Set down the full listing below word for word; pictures stay out of the copy.

SOURCE MATERIAL:
══════════════════════════════

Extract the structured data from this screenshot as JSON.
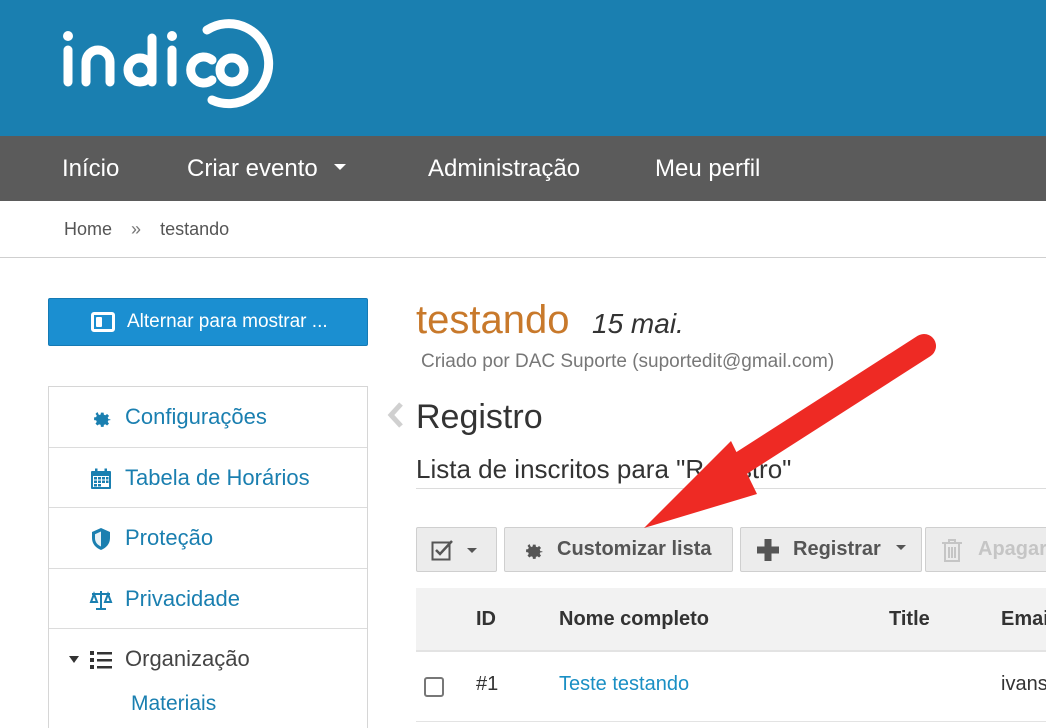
{
  "brand": {
    "logo_text": "indico"
  },
  "nav": {
    "items": [
      {
        "label": "Início"
      },
      {
        "label": "Criar evento"
      },
      {
        "label": "Administração"
      },
      {
        "label": "Meu perfil"
      }
    ]
  },
  "breadcrumb": {
    "home": "Home",
    "separator": "»",
    "current": "testando"
  },
  "sidebar": {
    "toggle_label": "Alternar para mostrar ...",
    "items": [
      {
        "label": "Configurações",
        "icon": "gear-icon"
      },
      {
        "label": "Tabela de Horários",
        "icon": "calendar-icon"
      },
      {
        "label": "Proteção",
        "icon": "shield-icon"
      },
      {
        "label": "Privacidade",
        "icon": "scales-icon"
      },
      {
        "label": "Organização",
        "icon": "list-icon"
      }
    ],
    "subitems": [
      {
        "label": "Materiais"
      }
    ]
  },
  "event": {
    "title": "testando",
    "date": "15 mai.",
    "created_by": "Criado por DAC Suporte (suportedit@gmail.com)"
  },
  "page": {
    "section_title": "Registro",
    "subtitle": "Lista de inscritos para \"Registro\""
  },
  "toolbar": {
    "customize_label": "Customizar lista",
    "register_label": "Registrar",
    "delete_label": "Apagar"
  },
  "table": {
    "headers": {
      "id": "ID",
      "name": "Nome completo",
      "title": "Title",
      "email": "Email"
    },
    "rows": [
      {
        "id": "#1",
        "name": "Teste testando",
        "email": "ivans"
      }
    ]
  },
  "colors": {
    "header": "#1a7fb0",
    "navbar": "#5b5b5b",
    "accent": "#1b8fd1",
    "event_title": "#c8792b",
    "annotation_arrow": "#ee2a24"
  }
}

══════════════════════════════

TASK ANSWER:
Extract the structured data from this screenshot as JSON.
{
  "brand": {
    "logo_text": "indico"
  },
  "nav": {
    "items": [
      {
        "label": "Início"
      },
      {
        "label": "Criar evento"
      },
      {
        "label": "Administração"
      },
      {
        "label": "Meu perfil"
      }
    ]
  },
  "breadcrumb": {
    "home": "Home",
    "separator": "»",
    "current": "testando"
  },
  "sidebar": {
    "toggle_label": "Alternar para mostrar ...",
    "items": [
      {
        "label": "Configurações",
        "icon": "gear-icon"
      },
      {
        "label": "Tabela de Horários",
        "icon": "calendar-icon"
      },
      {
        "label": "Proteção",
        "icon": "shield-icon"
      },
      {
        "label": "Privacidade",
        "icon": "scales-icon"
      },
      {
        "label": "Organização",
        "icon": "list-icon"
      }
    ],
    "subitems": [
      {
        "label": "Materiais"
      }
    ]
  },
  "event": {
    "title": "testando",
    "date": "15 mai.",
    "created_by": "Criado por DAC Suporte (suportedit@gmail.com)"
  },
  "page": {
    "section_title": "Registro",
    "subtitle": "Lista de inscritos para \"Registro\""
  },
  "toolbar": {
    "customize_label": "Customizar lista",
    "register_label": "Registrar",
    "delete_label": "Apagar"
  },
  "table": {
    "headers": {
      "id": "ID",
      "name": "Nome completo",
      "title": "Title",
      "email": "Email"
    },
    "rows": [
      {
        "id": "#1",
        "name": "Teste testando",
        "email": "ivans"
      }
    ]
  },
  "colors": {
    "header": "#1a7fb0",
    "navbar": "#5b5b5b",
    "accent": "#1b8fd1",
    "event_title": "#c8792b",
    "annotation_arrow": "#ee2a24"
  }
}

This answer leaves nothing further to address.